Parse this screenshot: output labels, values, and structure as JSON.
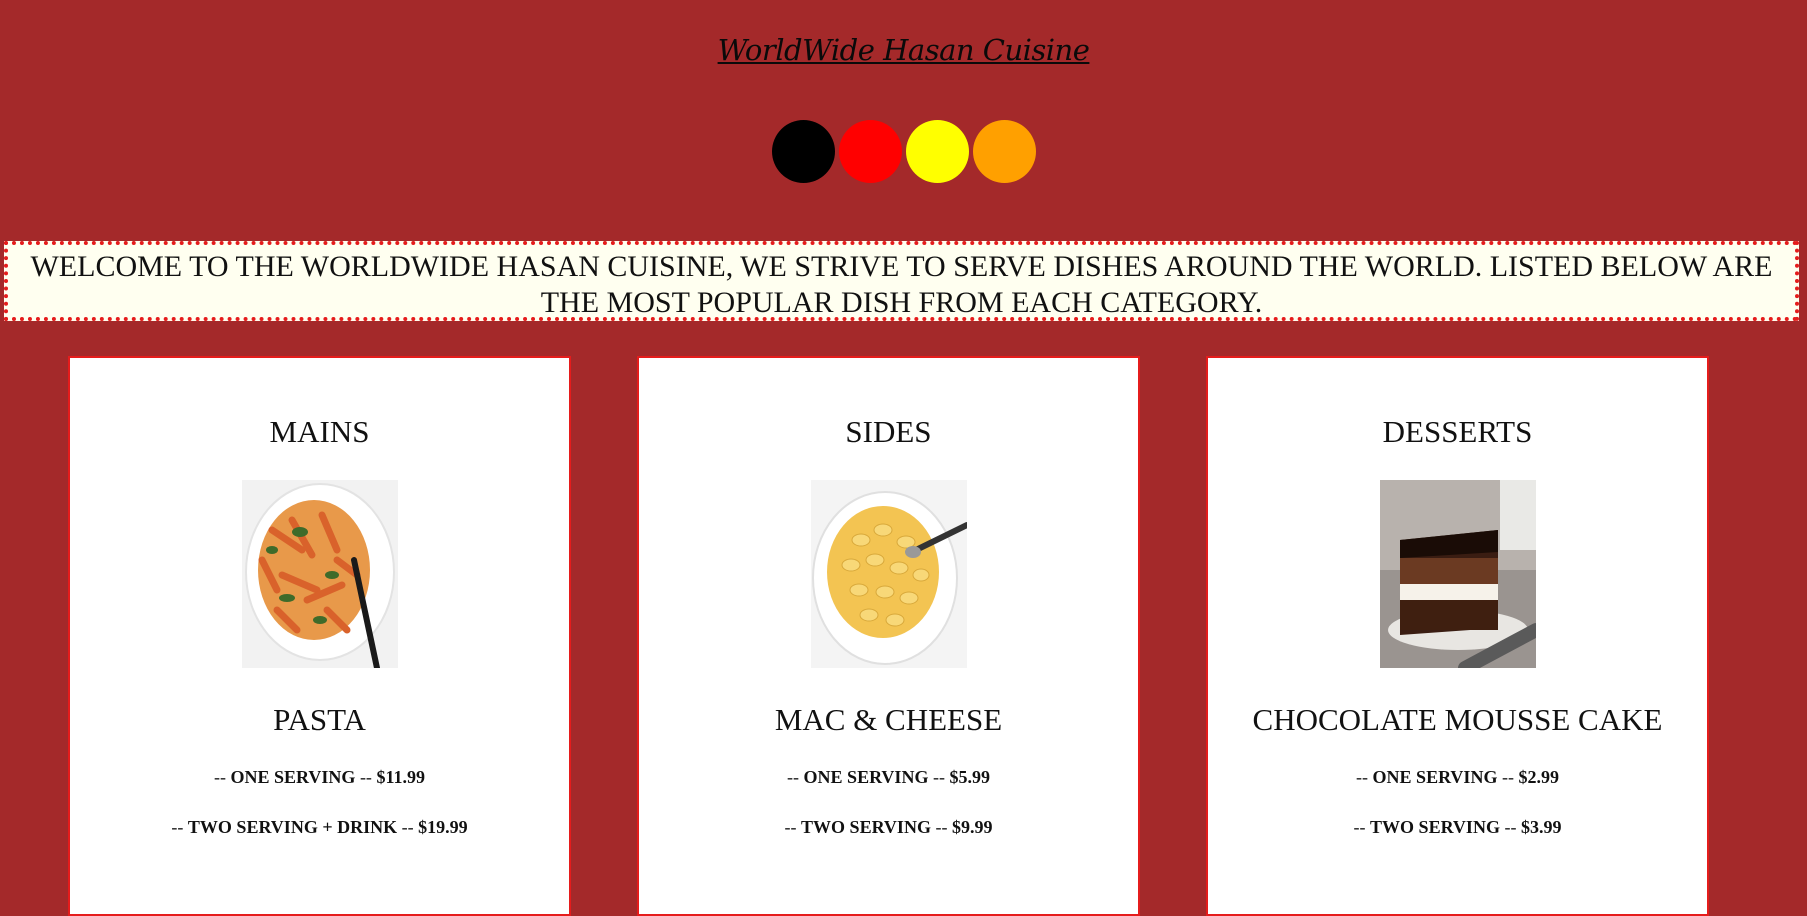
{
  "header": {
    "title": "WorldWide Hasan Cuisine"
  },
  "color_dots": [
    {
      "name": "black-dot",
      "color": "#000000"
    },
    {
      "name": "red-dot",
      "color": "#ff0000"
    },
    {
      "name": "yellow-dot",
      "color": "#ffff00"
    },
    {
      "name": "orange-dot",
      "color": "#ffa000"
    }
  ],
  "welcome": {
    "text": "WELCOME TO THE WORLDWIDE HASAN CUISINE, WE STRIVE TO SERVE DISHES AROUND THE WORLD. LISTED BELOW ARE THE MOST POPULAR DISH FROM EACH CATEGORY."
  },
  "cards": [
    {
      "category": "MAINS",
      "image": "pasta-image",
      "dish": "PASTA",
      "prices": [
        {
          "prefix": "-- ",
          "label": "ONE SERVING",
          "sep": " -- ",
          "price": "$11.99"
        },
        {
          "prefix": "-- ",
          "label": "TWO SERVING + DRINK",
          "sep": " -- ",
          "price": "$19.99"
        }
      ]
    },
    {
      "category": "SIDES",
      "image": "mac-and-cheese-image",
      "dish": "MAC & CHEESE",
      "prices": [
        {
          "prefix": "-- ",
          "label": "ONE SERVING",
          "sep": " -- ",
          "price": "$5.99"
        },
        {
          "prefix": "-- ",
          "label": "TWO SERVING",
          "sep": " -- ",
          "price": "$9.99"
        }
      ]
    },
    {
      "category": "DESSERTS",
      "image": "chocolate-mousse-cake-image",
      "dish": "CHOCOLATE MOUSSE CAKE",
      "prices": [
        {
          "prefix": "-- ",
          "label": "ONE SERVING",
          "sep": " -- ",
          "price": "$2.99"
        },
        {
          "prefix": "-- ",
          "label": "TWO SERVING",
          "sep": " -- ",
          "price": "$3.99"
        }
      ]
    }
  ],
  "colors": {
    "background": "#a4292a",
    "banner_bg": "#fffff0",
    "accent_border": "#e51c1c"
  }
}
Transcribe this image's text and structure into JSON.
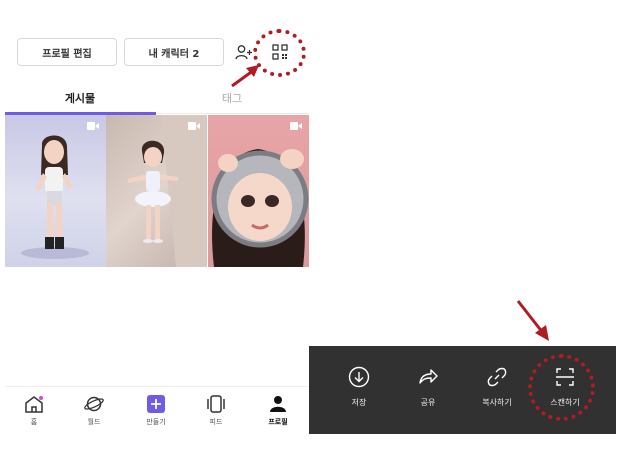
{
  "profile_actions": {
    "edit_label": "프로필 편집",
    "character_label": "내 캐릭터 2"
  },
  "tabs": [
    {
      "label": "게시물",
      "active": true
    },
    {
      "label": "태그",
      "active": false
    }
  ],
  "bottom_nav": [
    {
      "label": "홈",
      "icon": "home-icon"
    },
    {
      "label": "월드",
      "icon": "planet-icon"
    },
    {
      "label": "만들기",
      "icon": "plus-icon"
    },
    {
      "label": "피드",
      "icon": "feed-icon"
    },
    {
      "label": "프로필",
      "icon": "profile-icon",
      "active": true
    }
  ],
  "share_sheet": [
    {
      "label": "저장",
      "icon": "download-icon"
    },
    {
      "label": "공유",
      "icon": "share-icon"
    },
    {
      "label": "복사하기",
      "icon": "link-icon"
    },
    {
      "label": "스캔하기",
      "icon": "scan-icon"
    }
  ],
  "colors": {
    "accent": "#6f5ce6",
    "annotation": "#b11c22",
    "sheet_bg": "#313131"
  }
}
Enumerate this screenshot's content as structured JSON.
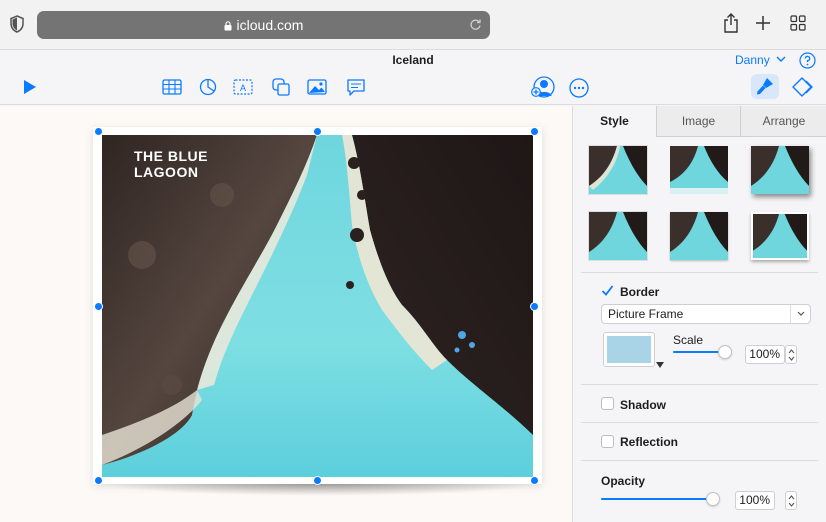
{
  "browser": {
    "url": "icloud.com"
  },
  "app": {
    "document_title": "Iceland",
    "user_name": "Danny"
  },
  "canvas": {
    "photo_caption": "THE BLUE\nLAGOON"
  },
  "inspector": {
    "tabs": [
      {
        "label": "Style",
        "active": true
      },
      {
        "label": "Image",
        "active": false
      },
      {
        "label": "Arrange",
        "active": false
      }
    ],
    "border": {
      "label": "Border",
      "checked": true,
      "style_value": "Picture Frame",
      "scale_label": "Scale",
      "scale_value": "100%",
      "scale_level": 1.0,
      "color": "#a9d4e8"
    },
    "shadow": {
      "label": "Shadow",
      "checked": false
    },
    "reflection": {
      "label": "Reflection",
      "checked": false
    },
    "opacity": {
      "label": "Opacity",
      "value": "100%",
      "level": 1.0
    }
  },
  "colors": {
    "accent": "#0a7aff",
    "url_bar": "#747474",
    "water": "#7fd8e0",
    "rock": "#3a2e2a"
  },
  "icons": [
    "privacy-shield-icon",
    "lock-icon",
    "reload-icon",
    "share-icon",
    "plus-icon",
    "tab-overview-icon",
    "help-icon",
    "play-icon",
    "table-icon",
    "chart-icon",
    "text-box-icon",
    "shape-icon",
    "media-icon",
    "comment-icon",
    "collaborate-icon",
    "more-icon",
    "format-brush-icon",
    "animate-icon"
  ]
}
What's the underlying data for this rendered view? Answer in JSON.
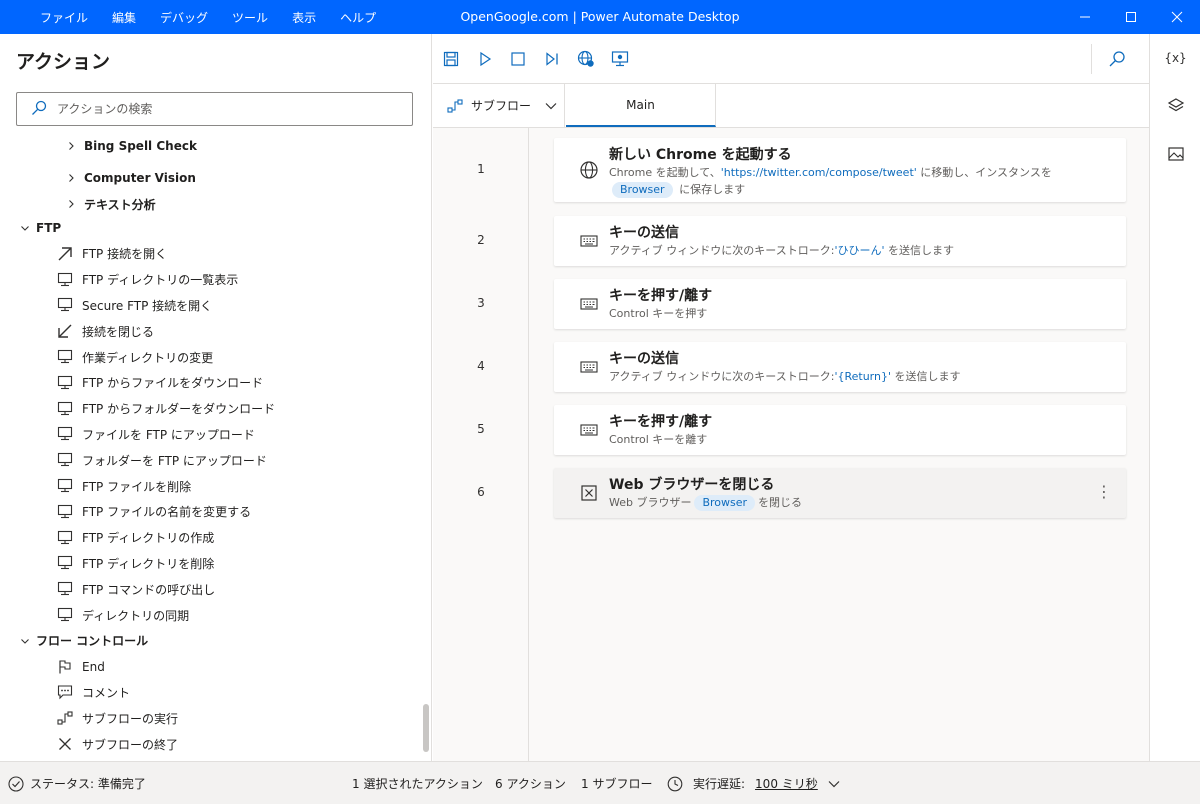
{
  "titlebar": {
    "menu": [
      "ファイル",
      "編集",
      "デバッグ",
      "ツール",
      "表示",
      "ヘルプ"
    ],
    "title": "OpenGoogle.com | Power Automate Desktop"
  },
  "left": {
    "title": "アクション",
    "search_placeholder": "アクションの検索",
    "items": [
      {
        "label": "Bing Spell Check",
        "level": 2,
        "type": "group"
      },
      {
        "label": "Computer Vision",
        "level": 2,
        "type": "group"
      },
      {
        "label": "テキスト分析",
        "level": 2,
        "type": "group"
      },
      {
        "label": "FTP",
        "level": 0,
        "type": "category"
      },
      {
        "label": "FTP 接続を開く",
        "icon": "arrow-up-right-icon"
      },
      {
        "label": "FTP ディレクトリの一覧表示",
        "icon": "monitor-icon"
      },
      {
        "label": "Secure FTP 接続を開く",
        "icon": "monitor-icon"
      },
      {
        "label": "接続を閉じる",
        "icon": "arrow-down-left-icon"
      },
      {
        "label": "作業ディレクトリの変更",
        "icon": "monitor-icon"
      },
      {
        "label": "FTP からファイルをダウンロード",
        "icon": "monitor-icon"
      },
      {
        "label": "FTP からフォルダーをダウンロード",
        "icon": "monitor-icon"
      },
      {
        "label": "ファイルを FTP にアップロード",
        "icon": "monitor-icon"
      },
      {
        "label": "フォルダーを FTP にアップロード",
        "icon": "monitor-icon"
      },
      {
        "label": "FTP ファイルを削除",
        "icon": "monitor-icon"
      },
      {
        "label": "FTP ファイルの名前を変更する",
        "icon": "monitor-icon"
      },
      {
        "label": "FTP ディレクトリの作成",
        "icon": "monitor-icon"
      },
      {
        "label": "FTP ディレクトリを削除",
        "icon": "monitor-icon"
      },
      {
        "label": "FTP コマンドの呼び出し",
        "icon": "monitor-icon"
      },
      {
        "label": "ディレクトリの同期",
        "icon": "monitor-icon"
      },
      {
        "label": "フロー コントロール",
        "level": 0,
        "type": "category"
      },
      {
        "label": "End",
        "icon": "flag-icon"
      },
      {
        "label": "コメント",
        "icon": "comment-icon"
      },
      {
        "label": "サブフローの実行",
        "icon": "subflow-icon"
      },
      {
        "label": "サブフローの終了",
        "icon": "x-icon"
      }
    ]
  },
  "tabs": {
    "subflow_label": "サブフロー",
    "main_label": "Main"
  },
  "actions": [
    {
      "num": "1",
      "title": "新しい Chrome を起動する",
      "icon": "globe-icon",
      "d1": "Chrome を起動して、",
      "link": "'https://twitter.com/compose/tweet'",
      "d2": " に移動し、インスタンスを",
      "pill": "Browser",
      "d3": " に保存します"
    },
    {
      "num": "2",
      "title": "キーの送信",
      "icon": "keyboard-icon",
      "d1": "アクティブ ウィンドウに次のキーストローク:",
      "link": "'ひひーん'",
      "d2": " を送信します"
    },
    {
      "num": "3",
      "title": "キーを押す/離す",
      "icon": "keyboard-icon",
      "d1": "Control キーを押す"
    },
    {
      "num": "4",
      "title": "キーの送信",
      "icon": "keyboard-icon",
      "d1": "アクティブ ウィンドウに次のキーストローク:",
      "link": "'{Return}'",
      "d2": " を送信します"
    },
    {
      "num": "5",
      "title": "キーを押す/離す",
      "icon": "keyboard-icon",
      "d1": "Control キーを離す"
    },
    {
      "num": "6",
      "title": "Web ブラウザーを閉じる",
      "icon": "close-box-icon",
      "d1": "Web ブラウザー",
      "pill": "Browser",
      "d2": "を閉じる",
      "selected": true
    }
  ],
  "rail": {
    "variables_label": "{x}"
  },
  "status": {
    "state": "ステータス: 準備完了",
    "selected": "1 選択されたアクション",
    "actions_count": "6 アクション",
    "subflows_count": "1 サブフロー",
    "delay_label": "実行遅延:",
    "delay_value": "100 ミリ秒"
  },
  "colors": {
    "titlebar": "#0066ff",
    "accent": "#0f6cbd"
  }
}
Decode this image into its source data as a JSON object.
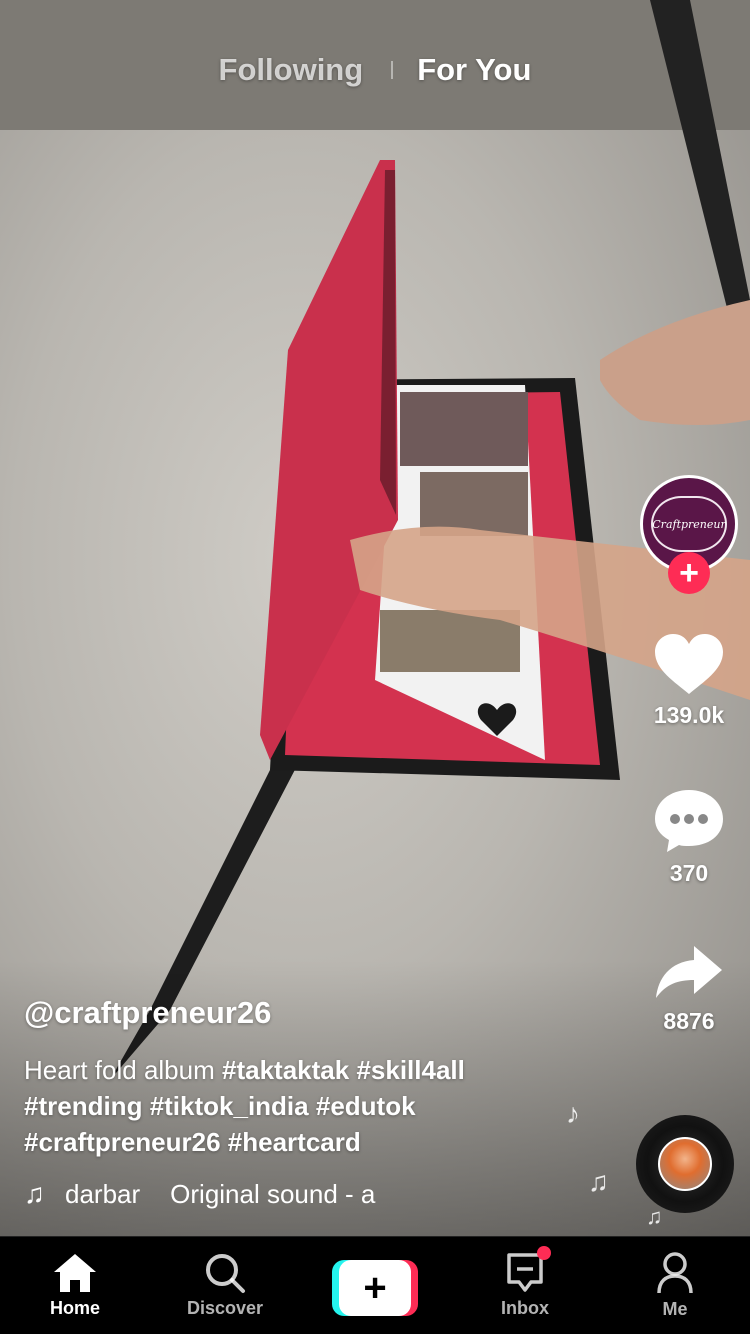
{
  "top_tabs": {
    "following": "Following",
    "for_you": "For You"
  },
  "creator": {
    "avatar_text": "Craftpreneur",
    "follow_symbol": "+"
  },
  "actions": {
    "likes": "139.0k",
    "comments": "370",
    "shares": "8876"
  },
  "caption": {
    "username": "@craftpreneur26",
    "text": "Heart fold album",
    "hashtags": [
      "#taktaktak",
      "#skill4all",
      "#trending",
      "#tiktok_india",
      "#edutok",
      "#craftpreneur26",
      "#heartcard"
    ]
  },
  "music": {
    "icon": "music-note-icon",
    "artist": "darbar",
    "title": "Original sound - a"
  },
  "bottom_nav": {
    "home": "Home",
    "discover": "Discover",
    "create_symbol": "+",
    "inbox": "Inbox",
    "me": "Me"
  },
  "colors": {
    "accent": "#fe2c55",
    "cyan": "#25f4ee",
    "nav_bg": "#000000"
  }
}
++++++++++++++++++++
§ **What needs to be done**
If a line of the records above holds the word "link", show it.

§ **Solution to the exercise**
      "icon": "link-icon"
      "link": "'https://twitter.com/compose/tweet'",
      "link": "'ひひーん'",
      "link": "'{Return}'",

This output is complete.